We are HOME!
Two beautiful sons. FINALLY HOME.
Friends, I really THOUGHT that this day would never come. I have to admit, I had lost hope at several points throughout this journey and it was only because of YOU, that I could take one step further, and another and another without giving up. I am forever humbled by you all. He certainly brings us from Glory to Glory, doesn’t He?
It all started with this:
“Once our eyes are opened we cannot pretend we do not know what to do. God, who weighs our hearts and keeps our souls knows we know and holds us responsible to act.” Proverbs 24:12

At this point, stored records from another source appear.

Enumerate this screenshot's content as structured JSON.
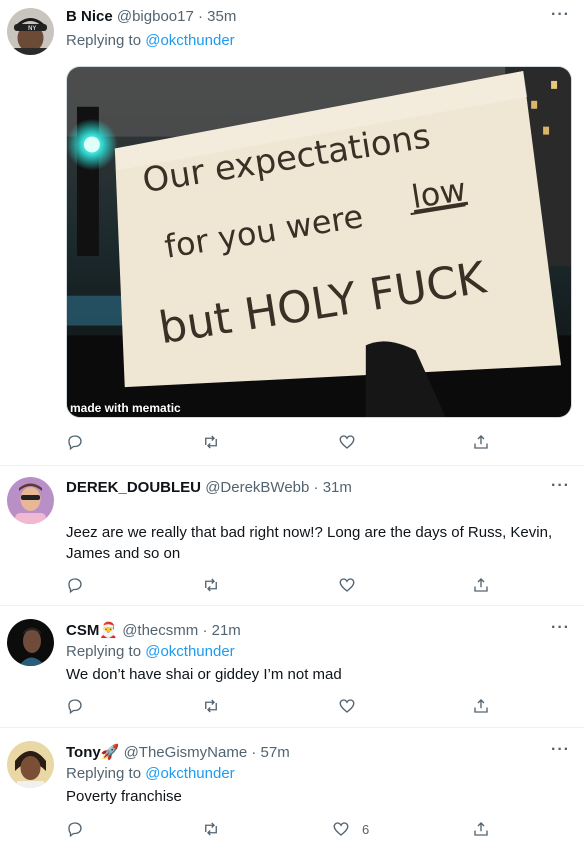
{
  "tweets": [
    {
      "name": "B Nice",
      "handle": "@bigboo17",
      "time": "35m",
      "reply_prefix": "Replying to",
      "reply_to": "@okcthunder",
      "image": {
        "sign_line1": "Our expectations",
        "sign_line2": "for you were",
        "sign_line2b": "low",
        "sign_line3": "but HOLY FUCK",
        "watermark": "made with mematic"
      }
    },
    {
      "name": "DEREK_DOUBLEU",
      "handle": "@DerekBWebb",
      "time": "31m",
      "text": "Jeez are we really that bad right now!? Long are the days of Russ, Kevin, James and so on"
    },
    {
      "name": "CSM🎅",
      "handle": "@thecsmm",
      "time": "21m",
      "reply_prefix": "Replying to",
      "reply_to": "@okcthunder",
      "text": "We don’t have shai or giddey I’m not mad"
    },
    {
      "name": "Tony🚀",
      "handle": "@TheGismyName",
      "time": "57m",
      "reply_prefix": "Replying to",
      "reply_to": "@okcthunder",
      "text": "Poverty franchise",
      "like_count": "6"
    }
  ],
  "ui": {
    "separator": "·",
    "more": "···"
  },
  "icons": [
    "reply-icon",
    "retweet-icon",
    "like-icon",
    "share-icon",
    "more-icon"
  ],
  "colors": {
    "link": "#1d9bf0",
    "muted": "#536471",
    "text": "#0f1419"
  }
}
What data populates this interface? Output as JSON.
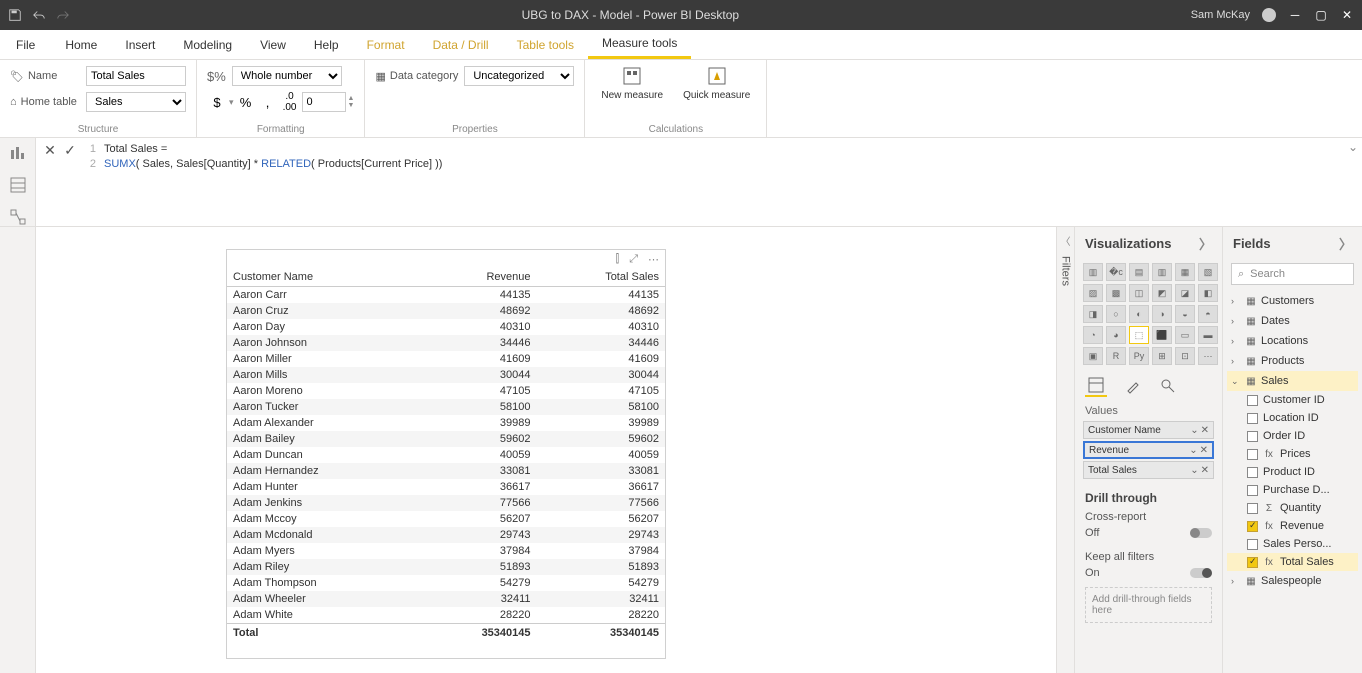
{
  "titlebar": {
    "title": "UBG to DAX - Model - Power BI Desktop",
    "user": "Sam McKay"
  },
  "tabs": {
    "file": "File",
    "home": "Home",
    "insert": "Insert",
    "modeling": "Modeling",
    "view": "View",
    "help": "Help",
    "format": "Format",
    "datadrill": "Data / Drill",
    "tabletools": "Table tools",
    "measuretools": "Measure tools"
  },
  "ribbon": {
    "structure": {
      "name_label": "Name",
      "name_value": "Total Sales",
      "hometable_label": "Home table",
      "hometable_value": "Sales",
      "group": "Structure"
    },
    "formatting": {
      "format_value": "Whole number",
      "decimals_value": "0",
      "group": "Formatting"
    },
    "properties": {
      "datacat_label": "Data category",
      "datacat_value": "Uncategorized",
      "group": "Properties"
    },
    "calculations": {
      "new_measure": "New measure",
      "quick_measure": "Quick measure",
      "group": "Calculations"
    }
  },
  "formula": {
    "line1": "Total Sales =",
    "line2_pre": "SUMX",
    "line2_args1": "( Sales, Sales[Quantity] * ",
    "line2_fn": "RELATED",
    "line2_args2": "( Products[Current Price] ))"
  },
  "table": {
    "columns": [
      "Customer Name",
      "Revenue",
      "Total Sales"
    ],
    "rows": [
      [
        "Aaron Carr",
        "44135",
        "44135"
      ],
      [
        "Aaron Cruz",
        "48692",
        "48692"
      ],
      [
        "Aaron Day",
        "40310",
        "40310"
      ],
      [
        "Aaron Johnson",
        "34446",
        "34446"
      ],
      [
        "Aaron Miller",
        "41609",
        "41609"
      ],
      [
        "Aaron Mills",
        "30044",
        "30044"
      ],
      [
        "Aaron Moreno",
        "47105",
        "47105"
      ],
      [
        "Aaron Tucker",
        "58100",
        "58100"
      ],
      [
        "Adam Alexander",
        "39989",
        "39989"
      ],
      [
        "Adam Bailey",
        "59602",
        "59602"
      ],
      [
        "Adam Duncan",
        "40059",
        "40059"
      ],
      [
        "Adam Hernandez",
        "33081",
        "33081"
      ],
      [
        "Adam Hunter",
        "36617",
        "36617"
      ],
      [
        "Adam Jenkins",
        "77566",
        "77566"
      ],
      [
        "Adam Mccoy",
        "56207",
        "56207"
      ],
      [
        "Adam Mcdonald",
        "29743",
        "29743"
      ],
      [
        "Adam Myers",
        "37984",
        "37984"
      ],
      [
        "Adam Riley",
        "51893",
        "51893"
      ],
      [
        "Adam Thompson",
        "54279",
        "54279"
      ],
      [
        "Adam Wheeler",
        "32411",
        "32411"
      ],
      [
        "Adam White",
        "28220",
        "28220"
      ]
    ],
    "total_label": "Total",
    "total_rev": "35340145",
    "total_ts": "35340145"
  },
  "filters": {
    "label": "Filters"
  },
  "viz": {
    "title": "Visualizations",
    "values_label": "Values",
    "wells": [
      "Customer Name",
      "Revenue",
      "Total Sales"
    ],
    "drill_title": "Drill through",
    "cross_report": "Cross-report",
    "off": "Off",
    "keep_filters": "Keep all filters",
    "on": "On",
    "drop_hint": "Add drill-through fields here"
  },
  "fields": {
    "title": "Fields",
    "search": "Search",
    "tables": [
      {
        "name": "Customers",
        "open": false
      },
      {
        "name": "Dates",
        "open": false
      },
      {
        "name": "Locations",
        "open": false
      },
      {
        "name": "Products",
        "open": false
      },
      {
        "name": "Sales",
        "open": true,
        "fields": [
          {
            "name": "Customer ID",
            "checked": false,
            "icon": ""
          },
          {
            "name": "Location ID",
            "checked": false,
            "icon": ""
          },
          {
            "name": "Order ID",
            "checked": false,
            "icon": ""
          },
          {
            "name": "Prices",
            "checked": false,
            "icon": "fx"
          },
          {
            "name": "Product ID",
            "checked": false,
            "icon": ""
          },
          {
            "name": "Purchase D...",
            "checked": false,
            "icon": ""
          },
          {
            "name": "Quantity",
            "checked": false,
            "icon": "Σ"
          },
          {
            "name": "Revenue",
            "checked": true,
            "icon": "fx"
          },
          {
            "name": "Sales Perso...",
            "checked": false,
            "icon": ""
          },
          {
            "name": "Total Sales",
            "checked": true,
            "icon": "fx",
            "hl": true
          }
        ]
      },
      {
        "name": "Salespeople",
        "open": false
      }
    ]
  }
}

Friends, I really had no idea what this scripture meant when I stumbled across it and decided that those precious little hands and feet that I have held time and time again in the nations needed a forever home. I had no idea that choosing to follow this small desire that God had placed in our hearts to adopt, would cost SO MUCH (more than just money!). I had no idea, what stepping out of my little American Christianity box really meant.
I had no idea that it would be SO. HARD. And truly, if had known, I probably wouldn’t have done it.
But I also wouldn’t have seen the GLORY of God.
Friends, whatever God is prompting you to do, I can tell you this. It will be hard. And I don’t mean, hard like your husband used all the hot water, so now your shower is cold and then on the same day the hair dryer stops working so you look like a hot mess at work. I mean, actually, hard.
For us, it meant 5 years of paperwork, corrupt governmental delays, and agonizing waiting. It meant missed birthdays, Christmases, and days filled with wondering if we should just give up (and people telling us to as well!). It meant letters, phones calls, and lobbying in Washington D.C. for someone to fight for the fatherless. It meant building an ark when there was no rain in the forecast.
It meant 69,378 airline miles, three visits to Africa, and three heart wrenching goodbye kisses, wondering if we when we would see them again.
For us, it meant finding a way to pay for monthly foster care for years and years, and constant renewal of fingerprints and papers and papers and papers. So that meant: hundreds and hundreds of yards of fabric and hundreds of hours and hours at the sewing machine, making little items for sale, sometimes crying sloppy tears on the fabric (yeah the truth is out), wrestling with why can’t we just have kids the “normal way” like everyone else?
It meant learning things the hard way. That faith and hope, is not always moving forward. It is sometimes just NOT GIVING UP. For me, stepping out of the box, meant facing the reality that maybe, the entire infrastructure in which I had built my faith and very foundation in God, all safely within the four walls of my church, needed a major restoration project.
It meant doing a LOT of HARD things, even though I wanted to give up,
for my boys, it meant a whole lot more.
Each pillowcase for them, meant food in their bellies every meal for the rest of their lives.
Rice is NOT enough to sustain quality life. This picture is a year and a half of foster care payments. Despite our VERY large monthly support for over three years, our boys arrived home with big malnourished bellies and medical issues because of starvation.
Each letter written to Congress meant a chance at education for them, to learn to read and write, and a future where anything is possible!
On each of our visits to Africa, our boys asked to go to school over and over. At the tender age of 4, they already understood that school and education means freedom and that not everyone gets the chance. It is highly valued and a prized privilege.
Every tear and sorrow and sleepless night meant a mommy and daddy to tuck them in each night, in the same room, over and over, for the rest of their childhood.
Our boys have already lived through abandonment and at least three different transitions of living before they ever arrived home. Helping them now, begin to work through these harsh experiences in their formative years is more hard work.
To step outside that box, to keep going, to fight so hard….this means love for them. It means kisses on boo boos, snuggles with books, hiking on trails, and Christmas morning! It means mud and slimy frogs, swimming and fishing, beach sand between their toes, campfires, sparklers, and sunsets on the lake. It means hugs and kisses and laughter.
It means HOME. Forever.
Welcome home sons. I do not take the privilege of being your mommy lightly. I am very aware of the deep redemptive cost that was paid to get you to us and I wear it on my heart to remind me that God is GOOD and that He will do whatever it takes to redeem us. May each day forward in our family, begin to shape you into a young man of God, who will have the heart of the Father, bold and courageous, ready to put your hand to the plow to make a difference in our world, for this I know: You will not be afraid do hard things.
To the friends and family both locally and around the world who have supported us in this VERY long journey: I don’t have a thank you big enough. You have been a champion for our three beautiful children and have changed their forevers. We are humbly grateful for each pillowcase bought, for each prayer and encouraging note, and for holding our hands up when we could not.
As you all have been for me, I am now beginning the journey to hold up the arms of other families and missionaries both domestically and internationally with the gifts God has given me. Starting April 1, all items purchased from my shop as well as all my photography will go to support others doing brave and hard things.
Check out this family of the month and support their adoption!
Together, we can do hard things.